The district court's choice of sanctions in the instant case is also consistent with numerous decisions of both this and other courts of appeals upholding the entry of dismissal orders and default judgments pursuant to Rule 37 of the Federal Rules of Civil Procedure. See, e.g., Charter House Insurance Brokers, Ltd. v. New Hampshire Insurance Co., 667 F.2d 600 (7th Cir. 1981) (dismissal of complaint appropriate sanction for plaintiff's willful failure to comply with proper discovery requests); Loctite Corp. v. Fel-Pro, Inc., 667 F.2d 577 (7th Cir. 1981) (per curiam) (district court did not abuse its discretion in dismissing plaintiff's patent infringement suit for failure to produce relevant documents); Davis v. Fendler, 650 F.2d 1154, 1161 (9th Cir. 1981) (default judgment appropriate in light of appellant's "dilatory and evasive tactics" and his "persistent unresponsiveness to both informal discovery requests and formal court orders"); Baker v. Limber, 647 F.2d 912, 917-18 (9th Cir. 1981) (upholding default judgment predicated on defendant's failure to answer questions at deposition and to produce documents described in court order); Phillips v. Insurance Co. of North America, 633 F.2d 1165, 1168 (5th Cir. 1981) (dismissal affirmed on basis of district court's finding of "willful disobedience" and "flagrant disregard" of discovery obligations); Margoles v. Johns, 587 F.2d 885, 888-89 (7th Cir. 1978) (complaint properly dismissed for plaintiff's tardy production of documents despite recalcitrant's forty-page affidavit asserting good faith and explaining tardiness); Ben Sager Chemicals International, Inc. v. E. Targosz & Co., 560 F.2d 805, 809 (7th Cir. 1977) (relief from default judgment properly denied where default was based on counsel's failure to comply with discovery); Affanato v. Merril Bros., 547 F.2d 138, 141 (1st Cir. 1977) (default judgment properly entered for plaintiff's failure to adequately answer interrogatories and produce documents).
In light of these decisions, and on the basis of the specific factual findings made by the district court in the instant case, we find that the district court acted within its discretion in dismissing Hindmon's complaint and entering a default judgment against Hindmon in the amount of $113,897.94 on National-Ben's Counterclaim. The judgment below is therefore
Rule 33(a) provides, in pertinent part:

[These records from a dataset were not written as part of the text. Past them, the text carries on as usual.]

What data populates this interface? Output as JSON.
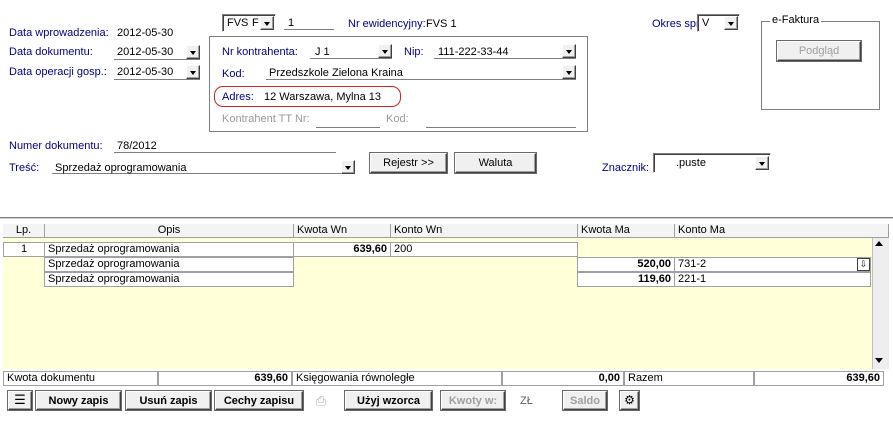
{
  "header": {
    "data_wprowadzenia_label": "Data wprowadzenia:",
    "data_wprowadzenia": "2012-05-30",
    "data_dokumentu_label": "Data dokumentu:",
    "data_dokumentu": "2012-05-30",
    "data_operacji_label": "Data operacji gosp.:",
    "data_operacji": "2012-05-30",
    "typ_dokumentu": "FVS",
    "typ_suffix": "F",
    "numer": "1",
    "nr_ewidencyjny_label": "Nr ewidencyjny:",
    "nr_ewidencyjny": "FVS  1",
    "okres_label": "Okres spr.",
    "okres_value": "V",
    "numer_dokumentu_label": "Numer dokumentu:",
    "numer_dokumentu": "78/2012",
    "tresc_label": "Treść:",
    "tresc_value": "Sprzedaż oprogramowania",
    "rejestr_button": "Rejestr >>",
    "waluta_button": "Waluta",
    "znacznik_label": "Znacznik:",
    "znacznik_value": ".puste"
  },
  "kontrahent": {
    "nr_label": "Nr kontrahenta:",
    "nr_value": "J 1",
    "nip_label": "Nip:",
    "nip_value": "111-222-33-44",
    "kod_label": "Kod:",
    "kod_value": "Przedszkole Zielona Kraina",
    "adres_label": "Adres:",
    "adres_value": "12 Warszawa, Mylna 13",
    "tt_label": "Kontrahent TT Nr:",
    "tt_kod_label": "Kod:"
  },
  "efaktura": {
    "title": "e-Faktura",
    "podglad_button": "Podgląd"
  },
  "table": {
    "columns": [
      "Lp.",
      "Opis",
      "Kwota Wn",
      "Konto Wn",
      "Kwota Ma",
      "Konto Ma"
    ],
    "rows": [
      {
        "lp": "1",
        "opis": "Sprzedaż oprogramowania",
        "kwota_wn": "639,60",
        "konto_wn": "200",
        "kwota_ma": "",
        "konto_ma": ""
      },
      {
        "lp": "",
        "opis": "Sprzedaż oprogramowania",
        "kwota_wn": "",
        "konto_wn": "",
        "kwota_ma": "520,00",
        "konto_ma": "731-2"
      },
      {
        "lp": "",
        "opis": "Sprzedaż oprogramowania",
        "kwota_wn": "",
        "konto_wn": "",
        "kwota_ma": "119,60",
        "konto_ma": "221-1"
      }
    ]
  },
  "totals": {
    "kwota_dokumentu_label": "Kwota dokumentu",
    "kwota_dokumentu": "639,60",
    "ksiegowania_label": "Księgowania równoległe",
    "ksiegowania_value": "0,00",
    "razem_label": "Razem",
    "razem_value": "639,60"
  },
  "toolbar": {
    "nowy_zapis": "Nowy zapis",
    "usun_zapis": "Usuń zapis",
    "cechy_zapisu": "Cechy zapisu",
    "uzyj_wzorca": "Użyj wzorca",
    "kwoty_w": "Kwoty w:",
    "currency": "ZŁ",
    "saldo": "Saldo"
  },
  "colors": {
    "label_blue": "#000080",
    "grid_yellow": "#ffffd8",
    "adres_highlight": "#d02020"
  }
}
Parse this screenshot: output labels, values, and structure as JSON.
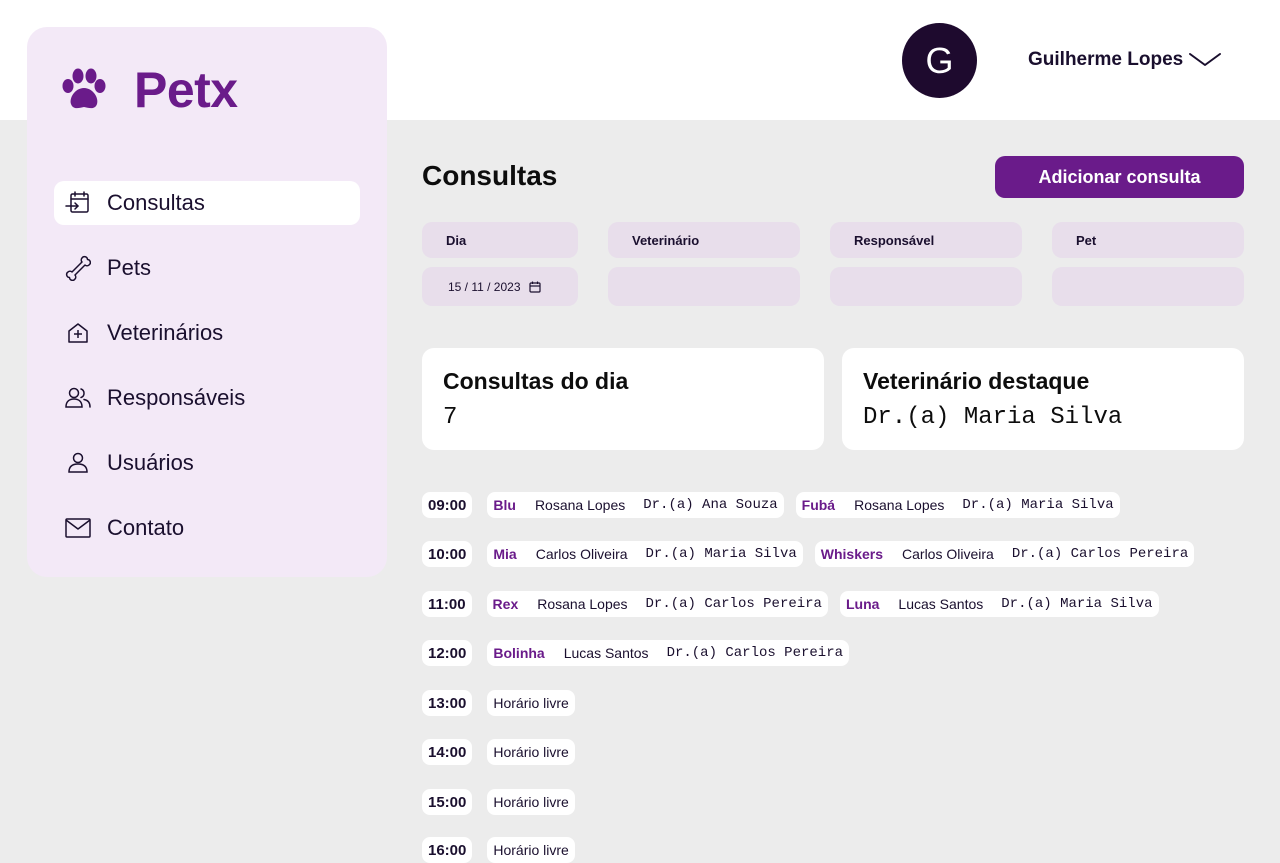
{
  "app": {
    "name": "Petx"
  },
  "user": {
    "initial": "G",
    "name": "Guilherme Lopes"
  },
  "sidebar": {
    "items": [
      {
        "label": "Consultas",
        "icon": "calendar-icon",
        "active": true
      },
      {
        "label": "Pets",
        "icon": "bone-icon",
        "active": false
      },
      {
        "label": "Veterinários",
        "icon": "medical-house-icon",
        "active": false
      },
      {
        "label": "Responsáveis",
        "icon": "people-icon",
        "active": false
      },
      {
        "label": "Usuários",
        "icon": "user-icon",
        "active": false
      },
      {
        "label": "Contato",
        "icon": "mail-icon",
        "active": false
      }
    ]
  },
  "main": {
    "title": "Consultas",
    "add_button": "Adicionar consulta",
    "filters": {
      "dia": {
        "label": "Dia",
        "value": "15 / 11 / 2023"
      },
      "veterinario": {
        "label": "Veterinário",
        "value": ""
      },
      "responsavel": {
        "label": "Responsável",
        "value": ""
      },
      "pet": {
        "label": "Pet",
        "value": ""
      }
    },
    "cards": {
      "consultas_dia": {
        "title": "Consultas do dia",
        "value": "7"
      },
      "vet_destaque": {
        "title": "Veterinário destaque",
        "value": "Dr.(a) Maria Silva"
      }
    },
    "free_label": "Horário livre",
    "schedule": [
      {
        "time": "09:00",
        "appointments": [
          {
            "pet": "Blu",
            "owner": "Rosana Lopes",
            "vet": "Dr.(a) Ana Souza"
          },
          {
            "pet": "Fubá",
            "owner": "Rosana Lopes",
            "vet": "Dr.(a) Maria Silva"
          }
        ]
      },
      {
        "time": "10:00",
        "appointments": [
          {
            "pet": "Mia",
            "owner": "Carlos Oliveira",
            "vet": "Dr.(a) Maria Silva"
          },
          {
            "pet": "Whiskers",
            "owner": "Carlos Oliveira",
            "vet": "Dr.(a) Carlos Pereira"
          }
        ]
      },
      {
        "time": "11:00",
        "appointments": [
          {
            "pet": "Rex",
            "owner": "Rosana Lopes",
            "vet": "Dr.(a) Carlos Pereira"
          },
          {
            "pet": "Luna",
            "owner": "Lucas Santos",
            "vet": "Dr.(a) Maria Silva"
          }
        ]
      },
      {
        "time": "12:00",
        "appointments": [
          {
            "pet": "Bolinha",
            "owner": "Lucas Santos",
            "vet": "Dr.(a) Carlos Pereira"
          }
        ]
      },
      {
        "time": "13:00",
        "appointments": []
      },
      {
        "time": "14:00",
        "appointments": []
      },
      {
        "time": "15:00",
        "appointments": []
      },
      {
        "time": "16:00",
        "appointments": []
      }
    ]
  }
}
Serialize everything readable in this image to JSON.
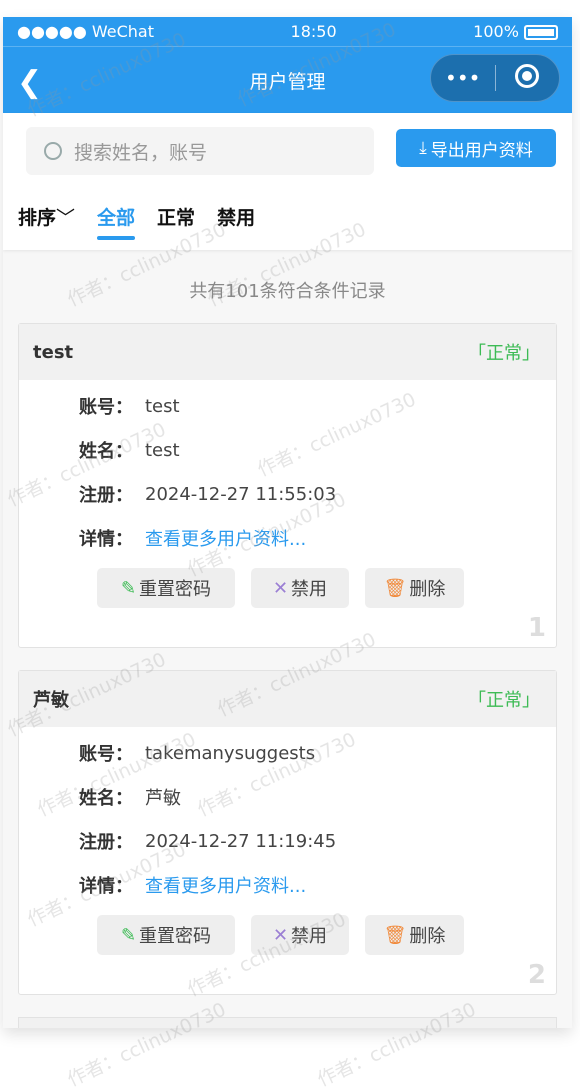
{
  "status_bar": {
    "signal": "●●●●● WeChat",
    "time": "18:50",
    "battery": "100%"
  },
  "nav": {
    "title": "用户管理",
    "more": "•••"
  },
  "search": {
    "placeholder": "搜索姓名，账号"
  },
  "export_label": "导出用户资料",
  "tabs": {
    "sort": "排序",
    "items": [
      "全部",
      "正常",
      "禁用"
    ],
    "active": "全部"
  },
  "summary": "共有101条符合条件记录",
  "labels": {
    "account": "账号：",
    "name": "姓名：",
    "register": "注册：",
    "detail": "详情："
  },
  "actions": {
    "reset": "重置密码",
    "ban": "禁用",
    "delete": "删除"
  },
  "users": [
    {
      "title": "test",
      "status": "「正常」",
      "account": "test",
      "name": "test",
      "register": "2024-12-27 11:55:03",
      "detail": "查看更多用户资料...",
      "index": "1"
    },
    {
      "title": "芦敏",
      "status": "「正常」",
      "account": "takemanysuggests",
      "name": "芦敏",
      "register": "2024-12-27 11:19:45",
      "detail": "查看更多用户资料...",
      "index": "2"
    }
  ],
  "watermark": "作者：cclinux0730",
  "colors": {
    "primary": "#2a9aee",
    "ok": "#3dbb55"
  }
}
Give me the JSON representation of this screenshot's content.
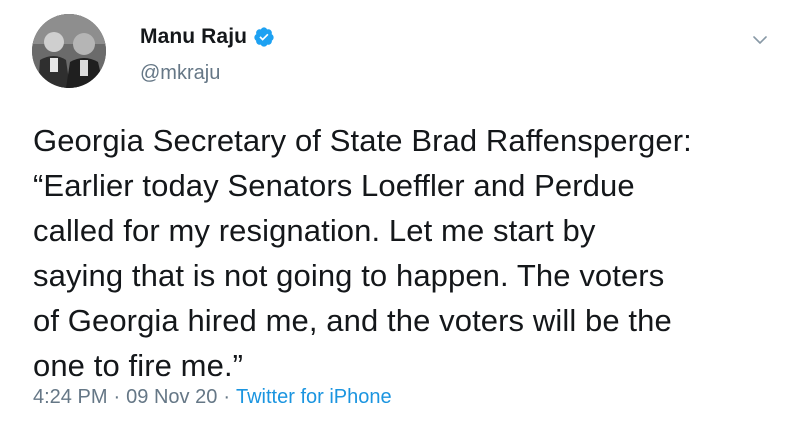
{
  "tweet": {
    "author": {
      "display_name": "Manu Raju",
      "handle": "@mkraju",
      "verified": true,
      "avatar": "profile-photo-two-people"
    },
    "text": "Georgia Secretary of State Brad Raffensperger:\n“Earlier today Senators Loeffler and Perdue\ncalled for my resignation. Let me start by\nsaying that is not going to happen. The voters\nof Georgia hired me, and the voters will be the\none to fire me.”",
    "time": "4:24 PM",
    "date": "09 Nov 20",
    "separator": "·",
    "source": "Twitter for iPhone"
  },
  "icons": {
    "verified": "verified-badge-icon",
    "menu": "chevron-down-icon"
  },
  "colors": {
    "text": "#14171a",
    "secondary": "#657786",
    "link": "#1b95e0",
    "verified": "#1da1f2"
  }
}
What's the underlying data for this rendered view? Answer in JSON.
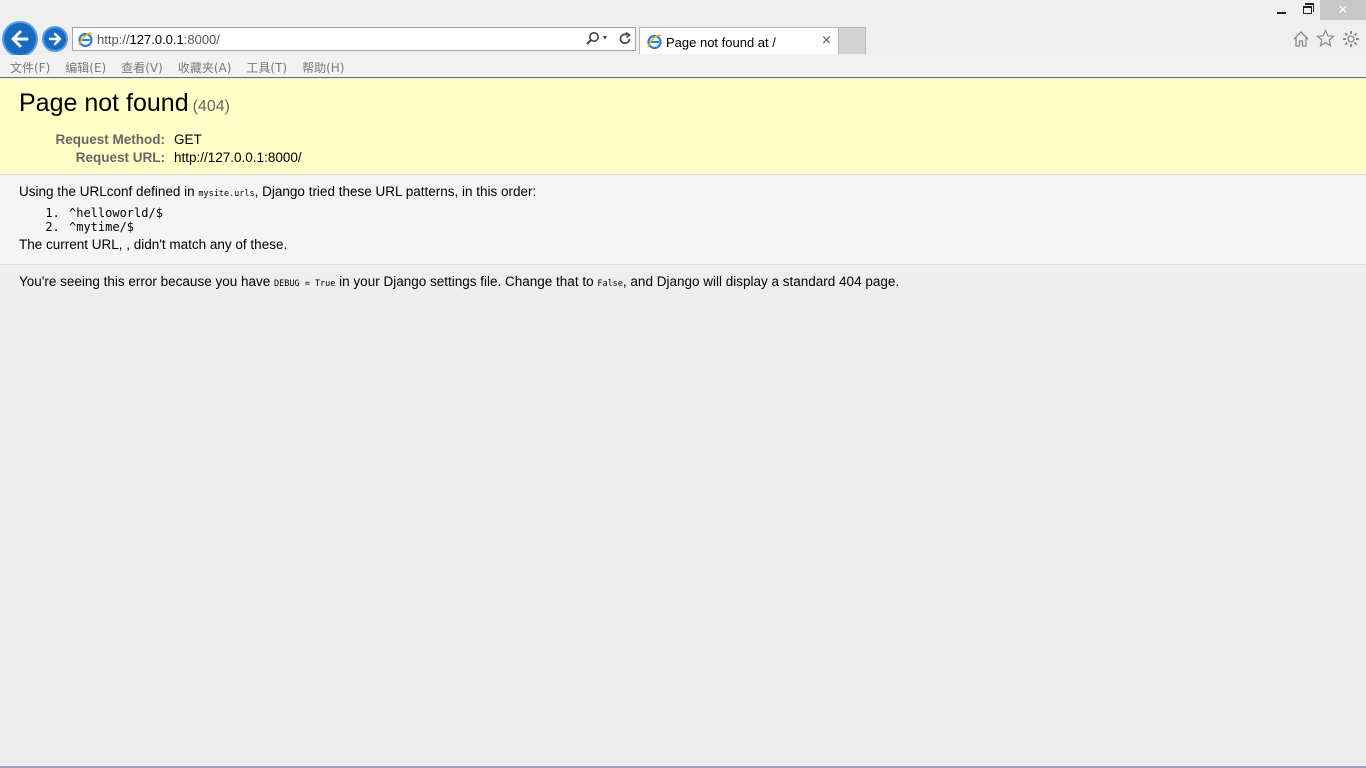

Each interrogatory shall be answered separately and fully in writing under oath, unless it is objected to, in which event the reasons for objection shall be stated in lieu of an answer. The answers are to be signed by the person making them, and the objections signed by the attorney making them.
Fed.R.Civ.P. 33(a) (emphasis supplied).